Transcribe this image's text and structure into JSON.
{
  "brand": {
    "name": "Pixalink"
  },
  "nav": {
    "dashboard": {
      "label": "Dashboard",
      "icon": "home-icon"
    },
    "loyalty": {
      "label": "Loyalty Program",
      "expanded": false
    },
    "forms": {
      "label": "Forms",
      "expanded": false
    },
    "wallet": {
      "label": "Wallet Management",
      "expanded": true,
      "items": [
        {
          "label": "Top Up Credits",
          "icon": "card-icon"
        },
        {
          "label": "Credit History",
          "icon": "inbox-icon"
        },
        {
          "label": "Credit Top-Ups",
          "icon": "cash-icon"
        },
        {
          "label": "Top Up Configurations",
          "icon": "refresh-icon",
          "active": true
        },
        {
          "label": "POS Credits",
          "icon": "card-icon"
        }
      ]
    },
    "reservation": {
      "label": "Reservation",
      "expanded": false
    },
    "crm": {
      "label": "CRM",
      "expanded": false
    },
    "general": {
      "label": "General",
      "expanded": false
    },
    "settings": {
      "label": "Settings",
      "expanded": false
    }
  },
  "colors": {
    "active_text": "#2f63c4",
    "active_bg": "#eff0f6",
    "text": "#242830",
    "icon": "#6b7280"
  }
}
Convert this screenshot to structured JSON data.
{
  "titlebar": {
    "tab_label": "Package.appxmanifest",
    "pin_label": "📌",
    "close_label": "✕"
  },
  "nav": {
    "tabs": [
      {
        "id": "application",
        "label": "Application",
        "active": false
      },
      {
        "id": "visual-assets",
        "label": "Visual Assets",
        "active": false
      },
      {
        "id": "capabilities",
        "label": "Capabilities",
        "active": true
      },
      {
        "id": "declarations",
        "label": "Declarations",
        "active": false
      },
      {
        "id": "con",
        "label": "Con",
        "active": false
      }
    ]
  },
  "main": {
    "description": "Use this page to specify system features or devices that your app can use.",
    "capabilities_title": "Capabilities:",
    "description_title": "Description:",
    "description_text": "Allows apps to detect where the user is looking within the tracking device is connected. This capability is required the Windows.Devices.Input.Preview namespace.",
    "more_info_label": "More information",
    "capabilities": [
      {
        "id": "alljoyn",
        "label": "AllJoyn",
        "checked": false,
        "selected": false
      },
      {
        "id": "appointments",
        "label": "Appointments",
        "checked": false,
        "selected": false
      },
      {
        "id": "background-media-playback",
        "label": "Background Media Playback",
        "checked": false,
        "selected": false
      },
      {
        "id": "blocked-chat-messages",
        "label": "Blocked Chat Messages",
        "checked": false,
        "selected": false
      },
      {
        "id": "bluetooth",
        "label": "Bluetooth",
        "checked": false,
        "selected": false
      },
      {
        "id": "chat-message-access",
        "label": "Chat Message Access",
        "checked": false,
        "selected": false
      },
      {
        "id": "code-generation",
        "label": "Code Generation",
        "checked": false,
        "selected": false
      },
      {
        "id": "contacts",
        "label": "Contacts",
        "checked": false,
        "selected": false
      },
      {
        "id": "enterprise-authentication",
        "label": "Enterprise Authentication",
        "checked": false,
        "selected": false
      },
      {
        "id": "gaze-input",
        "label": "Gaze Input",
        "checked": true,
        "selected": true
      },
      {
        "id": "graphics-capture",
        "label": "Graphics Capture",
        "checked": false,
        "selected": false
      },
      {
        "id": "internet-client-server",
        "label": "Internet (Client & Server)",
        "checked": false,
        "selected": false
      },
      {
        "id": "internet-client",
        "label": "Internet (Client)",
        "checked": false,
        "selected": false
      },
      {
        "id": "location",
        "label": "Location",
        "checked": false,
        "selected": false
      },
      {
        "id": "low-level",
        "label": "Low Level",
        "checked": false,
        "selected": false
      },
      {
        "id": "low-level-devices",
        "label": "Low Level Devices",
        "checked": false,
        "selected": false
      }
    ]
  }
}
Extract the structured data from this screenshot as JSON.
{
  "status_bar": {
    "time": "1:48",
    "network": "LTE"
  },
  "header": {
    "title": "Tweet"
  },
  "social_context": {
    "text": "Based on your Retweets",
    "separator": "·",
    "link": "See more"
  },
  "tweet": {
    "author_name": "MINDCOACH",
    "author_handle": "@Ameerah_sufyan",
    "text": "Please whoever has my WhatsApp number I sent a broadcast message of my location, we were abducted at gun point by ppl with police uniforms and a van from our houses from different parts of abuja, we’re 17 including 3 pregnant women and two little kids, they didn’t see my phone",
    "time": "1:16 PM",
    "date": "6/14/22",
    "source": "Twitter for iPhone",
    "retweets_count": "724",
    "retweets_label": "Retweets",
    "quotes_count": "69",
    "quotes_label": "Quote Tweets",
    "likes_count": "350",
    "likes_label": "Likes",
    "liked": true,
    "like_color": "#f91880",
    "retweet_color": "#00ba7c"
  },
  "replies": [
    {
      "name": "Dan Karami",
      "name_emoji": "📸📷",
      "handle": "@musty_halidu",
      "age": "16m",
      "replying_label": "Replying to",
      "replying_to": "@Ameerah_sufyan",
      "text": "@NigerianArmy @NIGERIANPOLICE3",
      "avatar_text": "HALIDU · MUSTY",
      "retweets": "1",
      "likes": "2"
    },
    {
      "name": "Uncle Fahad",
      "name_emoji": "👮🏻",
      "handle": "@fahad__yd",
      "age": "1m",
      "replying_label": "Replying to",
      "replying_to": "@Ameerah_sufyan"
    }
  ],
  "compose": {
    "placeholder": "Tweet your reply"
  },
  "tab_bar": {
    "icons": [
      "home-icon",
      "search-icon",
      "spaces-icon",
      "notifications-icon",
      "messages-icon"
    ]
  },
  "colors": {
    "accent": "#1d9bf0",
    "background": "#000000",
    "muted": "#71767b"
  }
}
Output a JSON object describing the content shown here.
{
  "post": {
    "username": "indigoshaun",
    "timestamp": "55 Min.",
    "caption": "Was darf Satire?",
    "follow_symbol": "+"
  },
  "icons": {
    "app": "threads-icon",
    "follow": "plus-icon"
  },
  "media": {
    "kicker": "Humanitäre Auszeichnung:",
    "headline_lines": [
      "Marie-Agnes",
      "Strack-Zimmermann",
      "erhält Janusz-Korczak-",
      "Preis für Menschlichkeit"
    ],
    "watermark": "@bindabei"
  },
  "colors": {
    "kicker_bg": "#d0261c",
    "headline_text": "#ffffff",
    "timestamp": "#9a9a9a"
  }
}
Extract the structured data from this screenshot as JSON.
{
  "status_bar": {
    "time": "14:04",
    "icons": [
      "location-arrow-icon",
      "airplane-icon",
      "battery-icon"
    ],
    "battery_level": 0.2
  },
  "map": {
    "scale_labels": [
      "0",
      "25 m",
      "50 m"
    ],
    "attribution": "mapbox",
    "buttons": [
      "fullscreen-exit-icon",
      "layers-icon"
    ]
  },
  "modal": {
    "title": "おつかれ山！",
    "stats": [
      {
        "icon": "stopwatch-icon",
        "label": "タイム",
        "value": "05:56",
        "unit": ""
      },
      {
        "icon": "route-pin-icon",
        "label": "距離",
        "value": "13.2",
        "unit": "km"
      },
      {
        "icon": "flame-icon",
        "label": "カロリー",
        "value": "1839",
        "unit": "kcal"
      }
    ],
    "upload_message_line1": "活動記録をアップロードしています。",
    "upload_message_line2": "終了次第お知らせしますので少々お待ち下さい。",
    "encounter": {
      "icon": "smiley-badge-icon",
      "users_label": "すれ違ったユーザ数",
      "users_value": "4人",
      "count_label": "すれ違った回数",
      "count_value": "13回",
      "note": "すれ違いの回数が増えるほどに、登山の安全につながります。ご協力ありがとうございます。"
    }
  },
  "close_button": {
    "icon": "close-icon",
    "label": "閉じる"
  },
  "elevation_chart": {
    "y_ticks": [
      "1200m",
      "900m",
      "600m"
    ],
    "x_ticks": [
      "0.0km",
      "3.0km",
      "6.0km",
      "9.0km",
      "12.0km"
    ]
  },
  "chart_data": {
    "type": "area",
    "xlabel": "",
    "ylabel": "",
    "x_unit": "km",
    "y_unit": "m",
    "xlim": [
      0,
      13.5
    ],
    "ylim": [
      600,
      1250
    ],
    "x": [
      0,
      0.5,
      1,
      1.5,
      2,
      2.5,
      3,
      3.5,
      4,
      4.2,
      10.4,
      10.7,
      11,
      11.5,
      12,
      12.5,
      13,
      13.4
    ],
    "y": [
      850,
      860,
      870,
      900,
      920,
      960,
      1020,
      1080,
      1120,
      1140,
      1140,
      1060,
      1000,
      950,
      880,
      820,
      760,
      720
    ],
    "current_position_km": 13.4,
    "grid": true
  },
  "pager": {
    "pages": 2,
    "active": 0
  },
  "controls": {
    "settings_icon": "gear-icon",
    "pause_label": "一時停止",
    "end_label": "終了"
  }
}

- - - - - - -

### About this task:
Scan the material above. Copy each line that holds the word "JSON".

### Solution to the problem:
Transcribe this image's text and structure into JSON.
Convert this screenshot to structured JSON data.
Extract the structured data from this screenshot as JSON.
Output a JSON object describing the content shown here.
Extract the structured data from this screenshot as JSON.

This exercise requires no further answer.